Spraying gives a much smoother finish than painting with a paintbrush, but many things can go wrong in the process of forcing paint through a tiny nozzle under pressure. If the consistency of the paint, the air pressure or the nozzle aperture are improperly adjusted, the result can be dripping and sagging, or a dusty, mottled finish. Following a few guidelines can help get the best results.

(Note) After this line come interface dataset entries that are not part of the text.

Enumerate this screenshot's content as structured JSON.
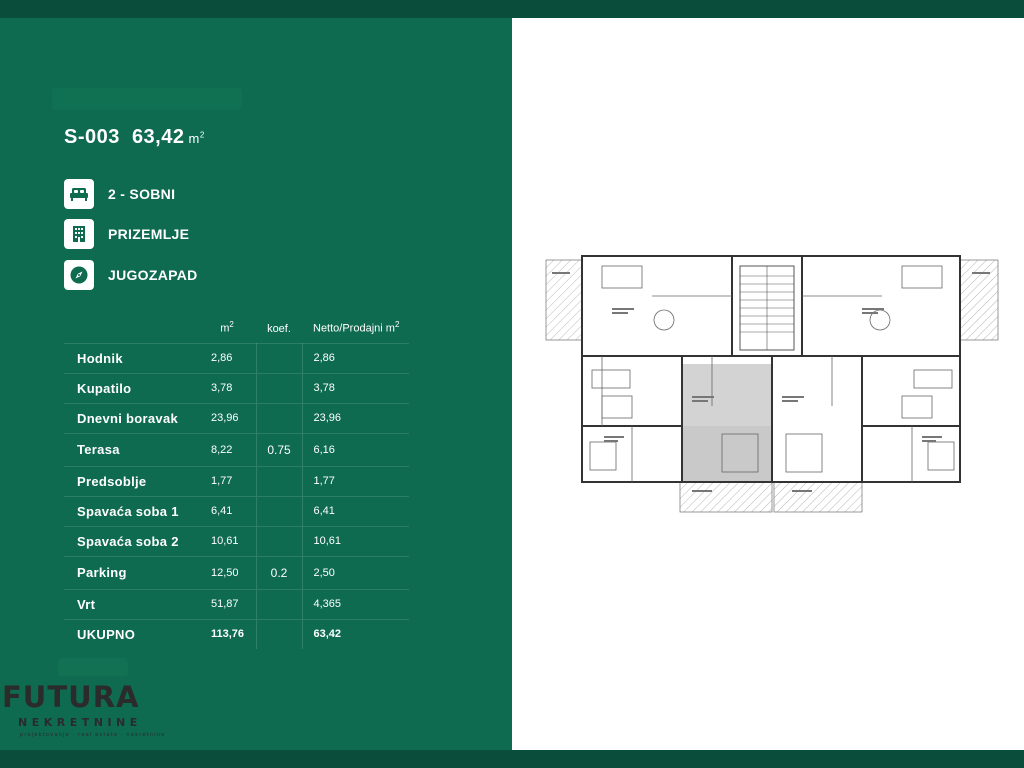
{
  "title": {
    "code": "S-003",
    "area": "63,42",
    "unit": "m",
    "unit_exp": "2"
  },
  "features": [
    {
      "icon": "bed-icon",
      "label": "2 - SOBNI"
    },
    {
      "icon": "building-icon",
      "label": "PRIZEMLJE"
    },
    {
      "icon": "compass-icon",
      "label": "JUGOZAPAD"
    }
  ],
  "table": {
    "headers": {
      "m2": "m",
      "m2_exp": "2",
      "koef": "koef.",
      "netto": "Netto/Prodajni m",
      "netto_exp": "2"
    },
    "rows": [
      {
        "name": "Hodnik",
        "m2": "2,86",
        "koef": "",
        "netto": "2,86"
      },
      {
        "name": "Kupatilo",
        "m2": "3,78",
        "koef": "",
        "netto": "3,78"
      },
      {
        "name": "Dnevni boravak",
        "m2": "23,96",
        "koef": "",
        "netto": "23,96"
      },
      {
        "name": "Terasa",
        "m2": "8,22",
        "koef": "0.75",
        "netto": "6,16"
      },
      {
        "name": "Predsoblje",
        "m2": "1,77",
        "koef": "",
        "netto": "1,77"
      },
      {
        "name": "Spavaća soba 1",
        "m2": "6,41",
        "koef": "",
        "netto": "6,41"
      },
      {
        "name": "Spavaća soba 2",
        "m2": "10,61",
        "koef": "",
        "netto": "10,61"
      },
      {
        "name": "Parking",
        "m2": "12,50",
        "koef": "0.2",
        "netto": "2,50"
      },
      {
        "name": "Vrt",
        "m2": "51,87",
        "koef": "",
        "netto": "4,365"
      },
      {
        "name": "UKUPNO",
        "m2": "113,76",
        "koef": "",
        "netto": "63,42"
      }
    ]
  },
  "logo": {
    "word": "FUTURA",
    "sub": "NEKRETNINE",
    "tag": "projektovanje · real estate · nekretnine"
  },
  "colors": {
    "panel": "#0e6b4f",
    "bar": "#0a4d3a",
    "highlight": "#c9c9c9"
  }
}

In order for paint to flow uniformly from the nozzle of a spray gun, it must be the right consistency. If the paint is too thin, too much will come out and it will form a watery surface that will drip and separate. If it is too thick, not enough will come out and it will spatter and form a bumpy, mottled surface. Check the directions for thinning the paint you are using, and use the thinner or reducer that is recommended, because some thinners evaporate more quickly than others. It's always a good idea to test the spray pattern before you begin painting to make sure it fans out evenly and creates a wet surface of paint that doesn't run.
Many problems in a spray finish are created by improper spraying techniques. Always hold the sprayer a uniform distance from the surface without arcing away at the ends. Keep the gun moving steadily and overlap about half the width of the spray pattern on each pass. Don't stop and dwell on areas that seem to be "hungry," because this is a sure way to create drips. Come back and touch up these areas after the paint has flashed. If the surface is too thick and the paint begins to run, hold the gun further back or move it more quickly. In the same way, if the surface is dusty or mottled, hold the gun closer or move it more slowly.
Most problems on a sprayed surface can be corrected with sandpaper and more coats of paint. It is important, though, to wait until all the paint, including drips, is completely dry before you try to fix anything. If you try to sand wet paint or lacquer, or you attempt to remove defects with thinner, you will create a mess that may require removal of the paint to clean up.
Sand the dry surface with 220-grit or finer sandpaper, and work especially hard on drips and orange peel to blend these into the rest of the surface. If these defects are severe, it may take several more coats to build up the surface enough for them to disappear.
If your clear lacquer is turning white as it dries, a condition called blushing, reduce the humidity in the room with a dehumidifier before you respray. Once the excess moisture in the air is gone, a new coat of lacquer should eliminate blushing.